* [ASSIGNMENT]:
Copy each line from the data that has the word "Point" in it.

↓

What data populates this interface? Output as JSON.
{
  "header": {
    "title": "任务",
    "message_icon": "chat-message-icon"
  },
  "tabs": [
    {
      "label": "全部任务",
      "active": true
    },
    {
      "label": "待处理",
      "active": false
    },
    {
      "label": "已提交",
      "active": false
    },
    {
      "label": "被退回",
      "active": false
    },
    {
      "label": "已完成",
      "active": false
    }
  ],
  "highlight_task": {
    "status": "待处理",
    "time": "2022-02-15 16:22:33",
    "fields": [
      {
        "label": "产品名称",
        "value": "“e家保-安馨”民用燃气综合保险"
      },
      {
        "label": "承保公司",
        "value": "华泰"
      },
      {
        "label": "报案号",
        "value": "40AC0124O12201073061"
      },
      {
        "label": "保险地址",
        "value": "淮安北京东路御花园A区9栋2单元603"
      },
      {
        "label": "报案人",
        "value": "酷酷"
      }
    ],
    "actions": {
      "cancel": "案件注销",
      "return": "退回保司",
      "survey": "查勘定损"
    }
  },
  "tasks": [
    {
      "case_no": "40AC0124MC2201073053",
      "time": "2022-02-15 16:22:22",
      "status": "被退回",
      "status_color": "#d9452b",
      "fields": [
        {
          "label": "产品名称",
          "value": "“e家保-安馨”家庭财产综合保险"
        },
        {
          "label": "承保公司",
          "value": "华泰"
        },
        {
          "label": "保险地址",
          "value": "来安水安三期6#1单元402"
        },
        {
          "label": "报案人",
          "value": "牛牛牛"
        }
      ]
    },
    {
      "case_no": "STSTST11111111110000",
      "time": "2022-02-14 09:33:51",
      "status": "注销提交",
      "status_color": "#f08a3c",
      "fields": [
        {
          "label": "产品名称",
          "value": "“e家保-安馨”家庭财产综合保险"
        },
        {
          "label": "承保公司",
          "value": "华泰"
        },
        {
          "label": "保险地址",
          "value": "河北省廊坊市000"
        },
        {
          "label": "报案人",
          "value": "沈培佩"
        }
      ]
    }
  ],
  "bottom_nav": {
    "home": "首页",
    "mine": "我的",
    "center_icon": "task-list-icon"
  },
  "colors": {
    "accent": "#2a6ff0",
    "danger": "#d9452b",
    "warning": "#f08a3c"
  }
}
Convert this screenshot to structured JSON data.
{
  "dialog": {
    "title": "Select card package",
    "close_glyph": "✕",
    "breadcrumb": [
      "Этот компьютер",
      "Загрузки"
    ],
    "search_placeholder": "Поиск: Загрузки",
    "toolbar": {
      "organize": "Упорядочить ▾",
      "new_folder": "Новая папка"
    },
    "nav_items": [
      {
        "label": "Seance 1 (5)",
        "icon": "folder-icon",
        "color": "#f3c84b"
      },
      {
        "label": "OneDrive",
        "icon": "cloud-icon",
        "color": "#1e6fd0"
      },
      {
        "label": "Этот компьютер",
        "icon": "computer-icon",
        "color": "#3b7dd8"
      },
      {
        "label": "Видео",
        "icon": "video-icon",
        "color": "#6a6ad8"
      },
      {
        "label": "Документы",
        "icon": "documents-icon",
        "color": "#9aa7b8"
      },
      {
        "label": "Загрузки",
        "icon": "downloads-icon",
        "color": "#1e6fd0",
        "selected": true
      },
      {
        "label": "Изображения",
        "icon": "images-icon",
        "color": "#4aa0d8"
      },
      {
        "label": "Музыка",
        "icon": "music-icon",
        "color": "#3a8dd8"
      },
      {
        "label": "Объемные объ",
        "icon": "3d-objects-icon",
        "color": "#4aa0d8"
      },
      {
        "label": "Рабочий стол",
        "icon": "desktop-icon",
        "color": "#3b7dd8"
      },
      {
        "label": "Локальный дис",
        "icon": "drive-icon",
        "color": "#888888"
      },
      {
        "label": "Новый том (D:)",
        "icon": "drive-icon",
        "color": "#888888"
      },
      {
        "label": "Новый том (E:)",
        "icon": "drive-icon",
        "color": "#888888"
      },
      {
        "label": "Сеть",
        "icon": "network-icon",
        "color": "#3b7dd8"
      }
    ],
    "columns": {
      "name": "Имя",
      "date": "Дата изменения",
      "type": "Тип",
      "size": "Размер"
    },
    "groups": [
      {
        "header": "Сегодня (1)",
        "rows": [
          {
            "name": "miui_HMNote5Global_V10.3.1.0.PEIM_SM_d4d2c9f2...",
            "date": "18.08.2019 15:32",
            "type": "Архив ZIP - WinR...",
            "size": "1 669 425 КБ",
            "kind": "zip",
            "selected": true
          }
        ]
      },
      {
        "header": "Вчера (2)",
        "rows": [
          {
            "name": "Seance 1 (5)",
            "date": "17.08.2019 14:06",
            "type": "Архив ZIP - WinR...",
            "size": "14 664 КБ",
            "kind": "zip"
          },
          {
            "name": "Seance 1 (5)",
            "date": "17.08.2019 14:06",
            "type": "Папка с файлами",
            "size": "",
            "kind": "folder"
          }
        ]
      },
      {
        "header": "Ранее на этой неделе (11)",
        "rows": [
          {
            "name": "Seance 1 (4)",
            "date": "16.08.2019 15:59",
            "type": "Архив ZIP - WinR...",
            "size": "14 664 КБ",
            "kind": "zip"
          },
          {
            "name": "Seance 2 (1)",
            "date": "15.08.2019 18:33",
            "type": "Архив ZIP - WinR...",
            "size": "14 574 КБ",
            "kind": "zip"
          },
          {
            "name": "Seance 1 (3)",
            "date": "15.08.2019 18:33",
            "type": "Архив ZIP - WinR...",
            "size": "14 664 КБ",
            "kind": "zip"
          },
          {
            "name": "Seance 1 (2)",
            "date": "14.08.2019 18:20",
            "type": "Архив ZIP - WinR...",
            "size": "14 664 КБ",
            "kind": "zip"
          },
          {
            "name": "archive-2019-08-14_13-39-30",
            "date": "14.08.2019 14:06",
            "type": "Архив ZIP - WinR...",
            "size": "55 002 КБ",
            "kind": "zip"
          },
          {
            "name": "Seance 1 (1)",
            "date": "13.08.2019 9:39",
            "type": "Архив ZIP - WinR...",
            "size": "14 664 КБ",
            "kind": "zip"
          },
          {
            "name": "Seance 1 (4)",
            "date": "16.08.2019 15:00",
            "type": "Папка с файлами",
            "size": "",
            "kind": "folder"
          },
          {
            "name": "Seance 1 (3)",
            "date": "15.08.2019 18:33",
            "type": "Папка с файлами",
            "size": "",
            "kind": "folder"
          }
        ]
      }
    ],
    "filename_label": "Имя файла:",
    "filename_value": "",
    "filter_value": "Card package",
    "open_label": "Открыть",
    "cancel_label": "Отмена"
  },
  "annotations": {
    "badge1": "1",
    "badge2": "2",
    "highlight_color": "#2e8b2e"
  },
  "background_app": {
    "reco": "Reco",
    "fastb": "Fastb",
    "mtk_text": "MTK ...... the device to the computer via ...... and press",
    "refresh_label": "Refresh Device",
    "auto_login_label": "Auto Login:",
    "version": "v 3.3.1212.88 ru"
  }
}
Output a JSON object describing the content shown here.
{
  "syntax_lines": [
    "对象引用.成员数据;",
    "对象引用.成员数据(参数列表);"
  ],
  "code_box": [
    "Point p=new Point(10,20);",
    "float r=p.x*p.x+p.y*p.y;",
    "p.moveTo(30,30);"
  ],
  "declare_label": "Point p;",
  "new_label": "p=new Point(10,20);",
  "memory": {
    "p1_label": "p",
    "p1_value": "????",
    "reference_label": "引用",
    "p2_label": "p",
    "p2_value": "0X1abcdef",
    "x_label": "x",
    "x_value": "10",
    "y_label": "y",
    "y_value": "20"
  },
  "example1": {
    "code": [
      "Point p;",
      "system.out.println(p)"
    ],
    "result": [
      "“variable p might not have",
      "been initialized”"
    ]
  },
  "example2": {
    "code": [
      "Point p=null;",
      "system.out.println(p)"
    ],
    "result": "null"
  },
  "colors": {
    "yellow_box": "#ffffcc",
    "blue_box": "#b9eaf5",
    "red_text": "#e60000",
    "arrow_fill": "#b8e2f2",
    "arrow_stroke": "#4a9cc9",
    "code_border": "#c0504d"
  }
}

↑

* [RESPONSE TO THIS EXERCISE]:
    "Point p=new Point(10,20);",
  "declare_label": "Point p;",
  "new_label": "p=new Point(10,20);",
      "Point p;",
      "Point p=null;",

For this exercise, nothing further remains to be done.